Spectre and Meltdown: No ghost of a problem
Many of our customers are already aware of the Spectre and Meltdown vulnerabilities in modern microprocessors that were revealed in the last day, and many have asked us what they should do in response.
Eve Moneypenney: So what's going on James? They say you're finished.
James Bond: And what do you think?
Eve Moneypenney: I think you're just getting started.
First, the bad news is that everyone must apply the required operating system patches for this vulnerability, and it will likely negatively impact application performance. The performance impact will continue until microprocessor vendors come up with good fixes and release new hardware – and this will likely take significant time.
However, delaying deployment of these patches would be a serious mistake – the security impact of the vulnerabilities in question is substantial and exceptionally dangerous. Whilst it is our recommendation that operating system vendor patches are applied as soon as possible, we also recommend in the strongest terms that no-one should assume that systems residing behind firewalls are safe.
The good news is that all major cloud providers (Amazon, Google, and Microsoft) have already patched their own infrastructure, and there should be no worry of added vulnerability from running on a public cloud platform over running on your own hardware. There may be a significant performance impact in either the cloud or physical infrastructure case, but in the cloud environment, this can be mitigated by spinning up additional virtual machine instances if needed (and indeed many may find that auto-scaled systems have already done so), which is difficult to do in a physical data center.
Processor vendors and cloud providers may face significant financial impact because of this vulnerability, but that is only of indirect interest to our customers. Almost everyone with physical infrastructure is ultimately likely to need to do a hardware refresh as a result of this vulnerability; organizations like AWS, with enormous investments in physical hardware, will feel that impact most acutely.
However, this set of vulnerabilities should not significantly alter the outcome of decisions regarding cloud vs. physical infrastructure. Indeed, the advantage of third party managed cloud environments is that the vendor is responsible for rolling out new hardware (and has a strong commercial incentive to do so).
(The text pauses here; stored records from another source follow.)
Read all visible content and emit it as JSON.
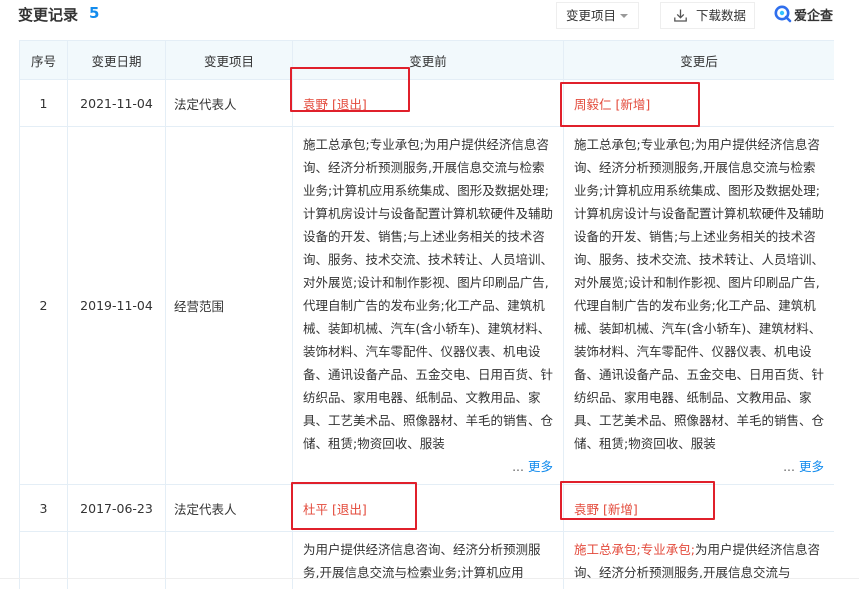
{
  "header": {
    "title": "变更记录",
    "count": "5",
    "filter_label": "变更项目",
    "download_label": "下载数据",
    "brand_text": "爱企查"
  },
  "table": {
    "columns": [
      "序号",
      "变更日期",
      "变更项目",
      "变更前",
      "变更后"
    ],
    "rows": [
      {
        "index": "1",
        "date": "2021-11-04",
        "item": "法定代表人",
        "before": "袁野 [退出]",
        "after": "周毅仁 [新增]"
      },
      {
        "index": "2",
        "date": "2019-11-04",
        "item": "经营范围",
        "before": "施工总承包;专业承包;为用户提供经济信息咨询、经济分析预测服务,开展信息交流与检索业务;计算机应用系统集成、图形及数据处理;计算机房设计与设备配置计算机软硬件及辅助设备的开发、销售;与上述业务相关的技术咨询、服务、技术交流、技术转让、人员培训、对外展览;设计和制作影视、图片印刷品广告,代理自制广告的发布业务;化工产品、建筑机械、装卸机械、汽车(含小轿车)、建筑材料、装饰材料、汽车零配件、仪器仪表、机电设备、通讯设备产品、五金交电、日用百货、针纺织品、家用电器、纸制品、文教用品、家具、工艺美术品、照像器材、羊毛的销售、仓储、租赁;物资回收、服装",
        "after": "施工总承包;专业承包;为用户提供经济信息咨询、经济分析预测服务,开展信息交流与检索业务;计算机应用系统集成、图形及数据处理;计算机房设计与设备配置计算机软硬件及辅助设备的开发、销售;与上述业务相关的技术咨询、服务、技术交流、技术转让、人员培训、对外展览;设计和制作影视、图片印刷品广告,代理自制广告的发布业务;化工产品、建筑机械、装卸机械、汽车(含小轿车)、建筑材料、装饰材料、汽车零配件、仪器仪表、机电设备、通讯设备产品、五金交电、日用百货、针纺织品、家用电器、纸制品、文教用品、家具、工艺美术品、照像器材、羊毛的销售、仓储、租赁;物资回收、服装",
        "ellipsis": "...",
        "more_label": "更多"
      },
      {
        "index": "3",
        "date": "2017-06-23",
        "item": "法定代表人",
        "before": "杜平 [退出]",
        "after": "袁野 [新增]"
      },
      {
        "index": "",
        "date": "",
        "item": "",
        "before": "为用户提供经济信息咨询、经济分析预测服务,开展信息交流与检索业务;计算机应用",
        "after_highlight": "施工总承包;专业承包;",
        "after_rest": "为用户提供经济信息咨询、经济分析预测服务,开展信息交流与"
      }
    ]
  },
  "colors": {
    "accent_blue": "#128bed",
    "change_red": "#e34a3b",
    "annotation_red": "#e0202b",
    "header_bg": "#f2f9fc"
  },
  "icons": {
    "filter_caret": "chevron-down-icon",
    "download": "download-icon",
    "brand": "brand-logo-icon"
  }
}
As for the security impact, it should be noted that this is likely not the last we will see of this problem. The Spectre attack, in particular, is quite general and will doubtless lead to announcements of additional vulnerabilities in coming weeks and months. Proof of concept code that allows in-browser exploitation (including theft of passwords and keys from other browser tabs) has already appeared, and may result in high priority patches to browsers in the near future.
It is not clear what the long-term hardware fix for the problem will be, and it will take quite some time for Intel, AMD, ARM, and other vendors to come up with permanent solutions to this side channel attack. Even once such solutions are designed, hardware will take long periods to design, manufacture, and ship.
The message for you to take away is that the situation may get worse before it gets better, and we all must remain vigilant about monitoring the security situation and deploying additional patches and mitigations as they appear. Now is the time to make sure your patching and vulnerability management processes are in great shape.
(Full technical details of the attacks may be found at https://spectreattack.com/)
Written by Chris Buckley and Perry E. Metzger.